It’s déjà vu all over again Friday night as Trigg County treks to the state’s barbeque capital to square off against the Aces in the second round of the football playoffs.
Owensboro Catholic (7-4) handed the Wildcats a 28-7 loss that ended their season last year at Rash Stadium.
While the teams, seeds, location, and bracket position are the same, Wildcat head coach Curtis Higgins knows the teams are different.
"I think we’re better than we were last year, and they’ve got some different players on both sides of the football," he said.
The biggest change for the Wildcats has been their defense, which overcame some early season adversity to finish strong in the second half.
Trigg County gives up just 205 yards a game, including 101 on the ground.
Over their last six games, the pass defense has 13 interceptions and has allowed only two opponents to top 100 yards passing.
Greg Acree has four interceptions since moving into the starter’s role, while Devin Tejada has five to lead the Wildcats.
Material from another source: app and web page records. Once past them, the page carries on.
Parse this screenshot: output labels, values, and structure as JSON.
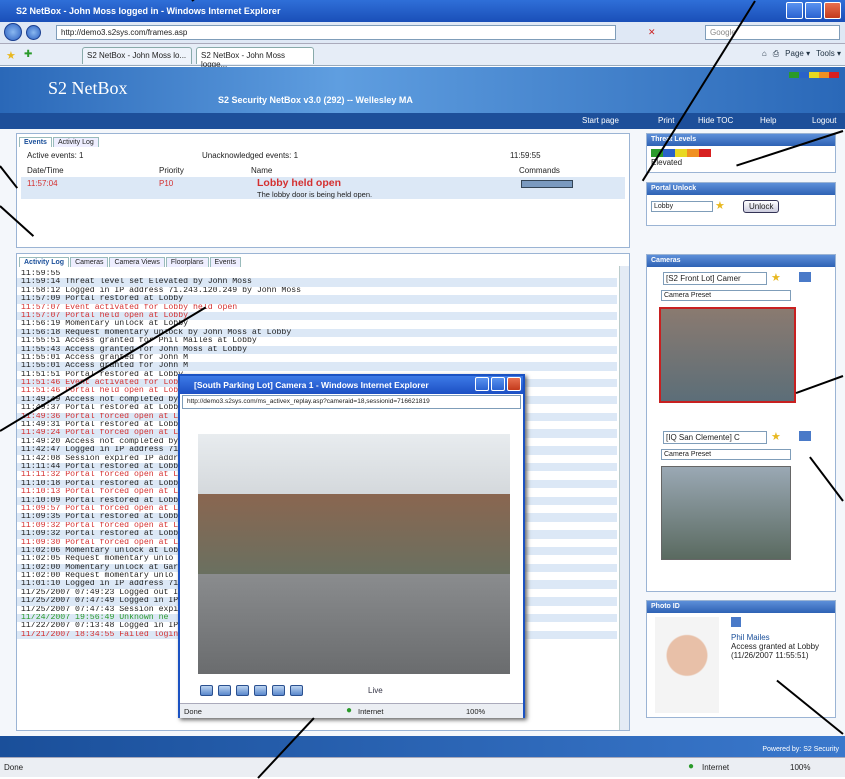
{
  "window": {
    "title": "S2 NetBox - John Moss logged in - Windows Internet Explorer"
  },
  "browser": {
    "url": "http://demo3.s2sys.com/frames.asp",
    "search_placeholder": "Google",
    "tabs": [
      "S2 NetBox - John Moss lo...",
      "S2 NetBox - John Moss logge..."
    ],
    "tools": [
      "Page ▾",
      "Tools ▾"
    ]
  },
  "banner": {
    "logo": "S2 NetBox",
    "version": "S2 Security NetBox v3.0 (292) -- Wellesley MA",
    "threat_mini": "Elevated"
  },
  "nav": {
    "items": [
      "Start page",
      "Print",
      "Hide TOC",
      "Help",
      "Logout"
    ]
  },
  "events_panel": {
    "tabs": [
      "Events",
      "Activity Log"
    ],
    "active_events": "Active events: 1",
    "unacknowledged": "Unacknowledged events: 1",
    "time": "11:59:55",
    "columns": [
      "Date/Time",
      "Priority",
      "Name",
      "Commands"
    ],
    "row": {
      "time": "11:57:04",
      "priority": "P10",
      "name": "Lobby held open",
      "desc": "The lobby door is being held open."
    }
  },
  "log_panel": {
    "tabs": [
      "Activity Log",
      "Cameras",
      "Camera Views",
      "Floorplans",
      "Events"
    ],
    "lines": [
      {
        "t": "11:59:55",
        "c": ""
      },
      {
        "t": "11:59:14 Threat level set Elevated by John Moss",
        "c": ""
      },
      {
        "t": "11:58:12 Logged in IP address 71.243.120.249 by John Moss",
        "c": ""
      },
      {
        "t": "11:57:09 Portal restored at Lobby",
        "c": ""
      },
      {
        "t": "11:57:07 Event activated for Lobby held open",
        "c": "red"
      },
      {
        "t": "11:57:07 Portal held open at Lobby",
        "c": "red"
      },
      {
        "t": "11:56:19 Momentary unlock at Lobby",
        "c": ""
      },
      {
        "t": "11:56:18 Request momentary unlock by John Moss at Lobby",
        "c": ""
      },
      {
        "t": "11:55:51 Access granted for Phil Mailes at Lobby",
        "c": ""
      },
      {
        "t": "11:55:43 Access granted for John Moss at Lobby",
        "c": ""
      },
      {
        "t": "11:55:01 Access granted for John M",
        "c": ""
      },
      {
        "t": "11:55:01 Access granted for John M",
        "c": ""
      },
      {
        "t": "11:51:51 Portal restored at Lobby",
        "c": ""
      },
      {
        "t": "11:51:46 Event activated for Lobby",
        "c": "red"
      },
      {
        "t": "11:51:46 Portal held open at Lobby",
        "c": "red"
      },
      {
        "t": "11:49:49 Access not completed by",
        "c": ""
      },
      {
        "t": "11:49:37 Portal restored at Lobby",
        "c": ""
      },
      {
        "t": "11:49:36 Portal forced open at Lob",
        "c": "red"
      },
      {
        "t": "11:49:31 Portal restored at Lobby",
        "c": ""
      },
      {
        "t": "11:49:24 Portal forced open at Lob",
        "c": "red"
      },
      {
        "t": "11:49:20 Access not completed by",
        "c": ""
      },
      {
        "t": "11:42:47 Logged in IP address 71.",
        "c": ""
      },
      {
        "t": "11:42:08 Session expired IP addre",
        "c": ""
      },
      {
        "t": "11:11:44 Portal restored at Lobby",
        "c": ""
      },
      {
        "t": "11:11:32 Portal forced open at Lob",
        "c": "red"
      },
      {
        "t": "11:10:18 Portal restored at Lobby",
        "c": ""
      },
      {
        "t": "11:10:13 Portal forced open at Lob",
        "c": "red"
      },
      {
        "t": "11:10:09 Portal restored at Lobby",
        "c": ""
      },
      {
        "t": "11:09:57 Portal forced open at Lob",
        "c": "red"
      },
      {
        "t": "11:09:35 Portal restored at Lobby",
        "c": ""
      },
      {
        "t": "11:09:32 Portal forced open at Lob",
        "c": "red"
      },
      {
        "t": "11:09:32 Portal restored at Lobby",
        "c": ""
      },
      {
        "t": "11:09:30 Portal forced open at Lob",
        "c": "red"
      },
      {
        "t": "11:02:06 Momentary unlock at Lob",
        "c": ""
      },
      {
        "t": "11:02:05 Request momentary unlo",
        "c": ""
      },
      {
        "t": "11:02:00 Momentary unlock at Gar",
        "c": ""
      },
      {
        "t": "11:02:00 Request momentary unlo",
        "c": ""
      },
      {
        "t": "11:01:10 Logged in IP address 71.",
        "c": ""
      },
      {
        "t": "11/25/2007 07:49:23 Logged out I",
        "c": ""
      },
      {
        "t": "11/25/2007 07:47:49 Logged in IP",
        "c": ""
      },
      {
        "t": "11/25/2007 07:47:43 Session expi",
        "c": ""
      },
      {
        "t": "11/24/2007 19:56:49 Unknown ne",
        "c": "grn"
      },
      {
        "t": "11/22/2007 07:13:48 Logged in IP",
        "c": ""
      },
      {
        "t": "11/21/2007 18:34:55 Failed login IP address 12.110.136.92 (username gmyatt)",
        "c": "red"
      }
    ]
  },
  "threat": {
    "title": "Threat Levels",
    "level": "Elevated",
    "colors": [
      "#2a9a2a",
      "#2a62c8",
      "#e8d820",
      "#f09020",
      "#d82020"
    ]
  },
  "portal": {
    "title": "Portal Unlock",
    "portal": "Lobby",
    "button": "Unlock"
  },
  "cameras": {
    "title": "Cameras",
    "cam1": "[S2 Front Lot] Camer",
    "cam2": "[IQ San Clemente] C",
    "preset": "Camera Preset"
  },
  "photo": {
    "title": "Photo ID",
    "name": "Phil Mailes",
    "desc": "Access granted at Lobby",
    "time": "(11/26/2007 11:55:51)"
  },
  "popup": {
    "title": "[South Parking Lot] Camera 1 - Windows Internet Explorer",
    "url": "http://demo3.s2sys.com/ms_activex_replay.asp?cameraid=18,sessionid=716621819",
    "live": "Live",
    "status": "Done",
    "zone": "Internet",
    "zoom": "100%"
  },
  "footer": {
    "powered": "Powered by: S2 Security"
  },
  "statusbar": {
    "left": "Done",
    "zone": "Internet",
    "zoom": "100%"
  }
}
Trigg County’s primary focus will be to slow down Catholic quarterback Zack Bernard, who has thrown for 3,347 yards and 38 touchdowns this year.
Bernard, who has committed verbally to play at Marshall, threw for 329 yards and six touchdowns in the first half of last week’s 49-20 win against Heath.
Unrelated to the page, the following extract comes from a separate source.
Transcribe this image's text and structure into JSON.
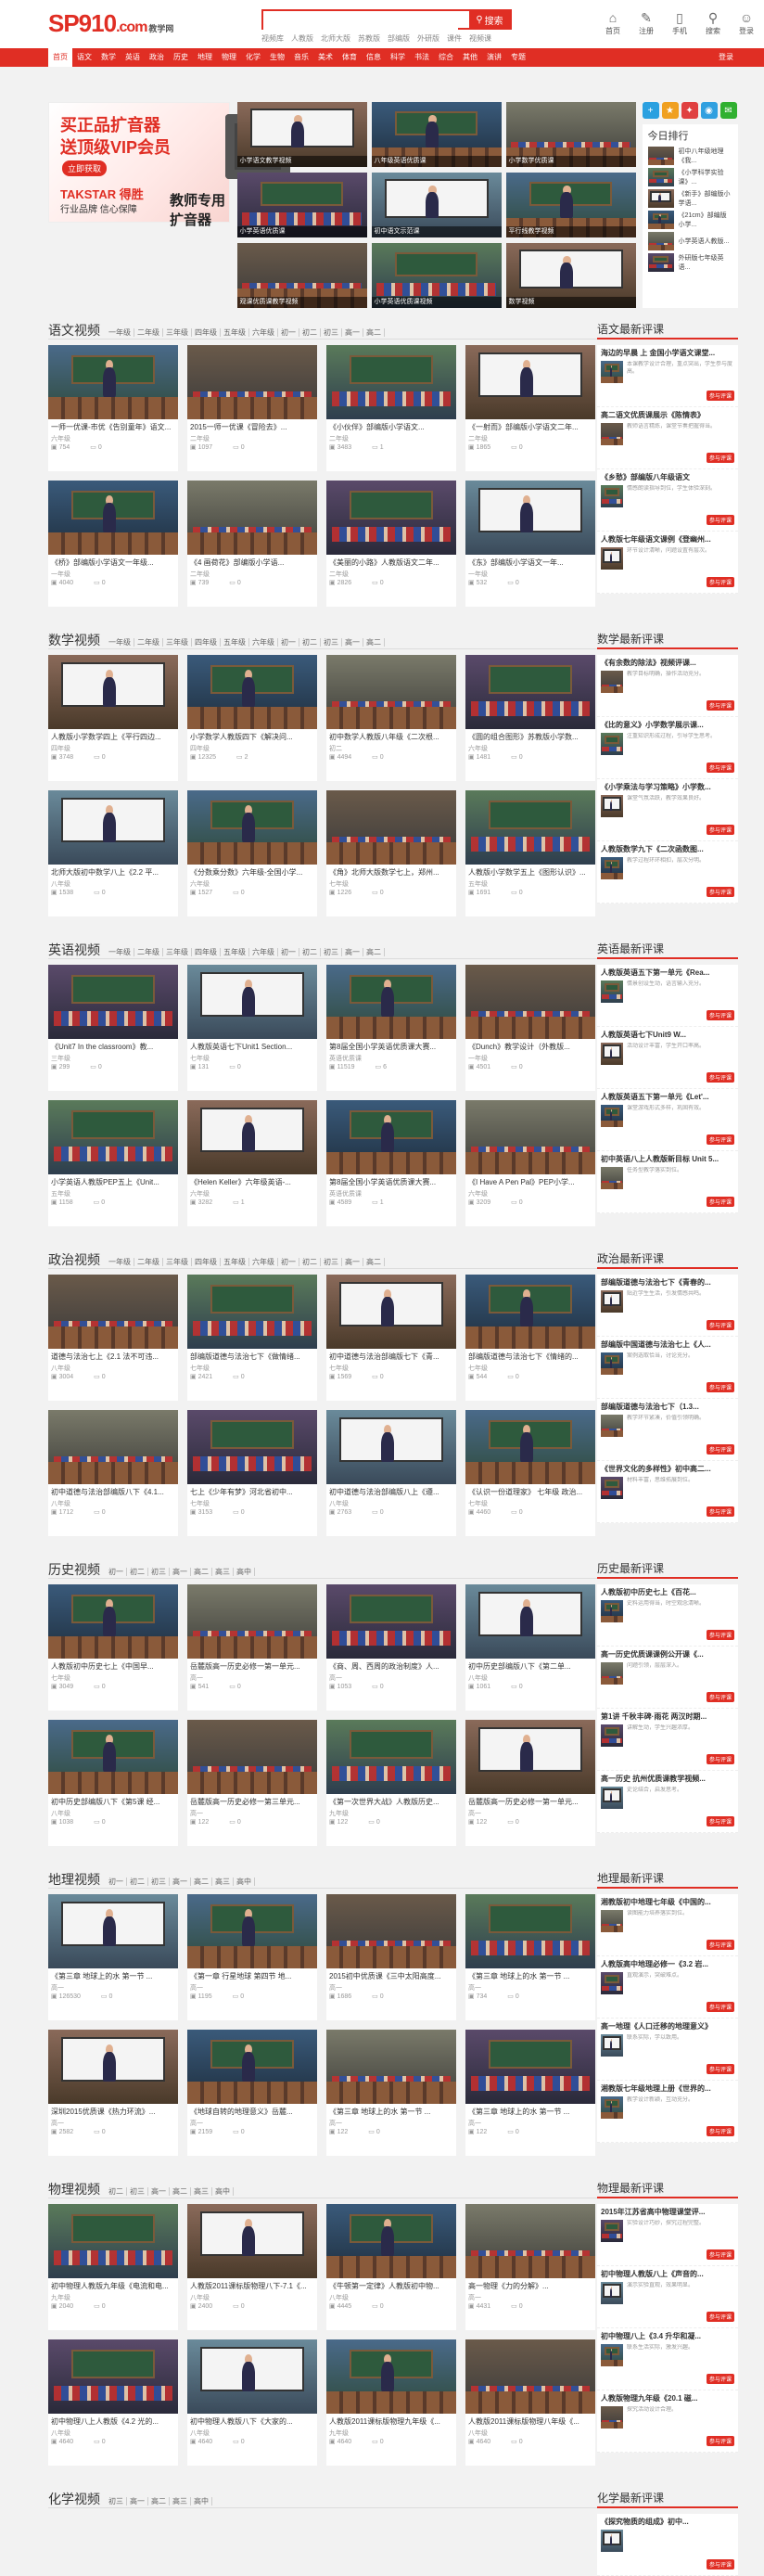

"Zack has been more of a leader for us this year. When he makes the plays, the younger kids take notice and look up to him," said first-year Aces coach John Edge.
Bernard’s favorite targets are Heath Wright, who has 61 catches for 1,018 and 14 touchdowns, and Jacob Randolph, who has 926 yards on 50 catches and ten scores.
"They are throwing more vertical routes this year and not as many screens as last year," Higgins said. "They move their receivers around and run different routes, similar to what Daviess County did. "We’re going to have to scheme against them and take away the pass. Bernard is a great quarterback, and they’ve been putting up points on the scoreboard."
The Wildcats will need to apply pressure to Bernard and not give him all day to pick apart the Trigg secondary.
Trigg has 35 sacks on the season, led by Kewanis Kennedy who has a school-record 11.
The Wildcats also got good news last week when senior linebacker Pierre Grubbs returned to the lineup after missing five weeks with a knee injury.
Although Grubbs had surgery, no major damage was found and he was cleared to play sooner than originally expected.
Higgins said Grubbs should see more time on both sides of the football this week as he "shakes off the rust."
With Grubbs returning to the offensive line, that gives the Wildcats more depth and size that will be needed in their playoff run.
"Our biggest disadvantage against Trigg will be our size on the line. Our offensive line has gotten better every week, but we’re going to have to play against Trigg’s big players," Edge said.
Owensboro Catholic’s leading rushers are Houston Kamuf (824 yards) and Robbie Boarman (449 yards).
On offense, the Aces are prone to give up big chunks of yardage, allowing over 200 yards a game.
Trigg County averages 351 yards a game, including 224 on the ground.
Steven Wadlington leads the Wildcats with 122 yards a game, while fullback Taylor McGee has upped his average to 35 yards a game.
In recent weeks, Wildcat opponents have been content on shutting down Trigg’s short passing game, and Higgins expects no different from the Aces.
"We’ve had some success going over the top when they’ve taken away our screens. We missed on some passes last week, but the routes were there. We just have to catch the football," Higgins said.
Tommy Woodall has thrown for 1,294 yards and 15 touchdowns on the season, with Jamaal Boyd hauling in 24 passes for 553 yards and nine touchdowns.
The coaches see big plays and mistakes as the keys to Friday’s game.
"They have some big play people, and we can’t give that up," said Higgins.
In last year’s 28-7 win in Owensboro, the Aces had three run plays and four pass plays that went for more than 20 yards.
Because his team is younger than last year’s region title team, Edge knows the Aces can’t make many mistakes and still beat the Wildcats.
"We can’t do that against a good team like Trigg County. If we make them, we have to shrug them off and keep playing," Edge said. "It should be a toss-up Friday."
The all-time series with the Aces is tied 1-1. Trigg won the 2001 playoff game 21-14 in Cadiz, while Owensboro Catholic evened the series last year.
Trigg County’s 16-12 all-time playoff record includes a 4-4 record in the second round.
Kickoff Friday is slated for 7:30 p.m. at Rash Stadium behind Owensboro High School on Frederica Street.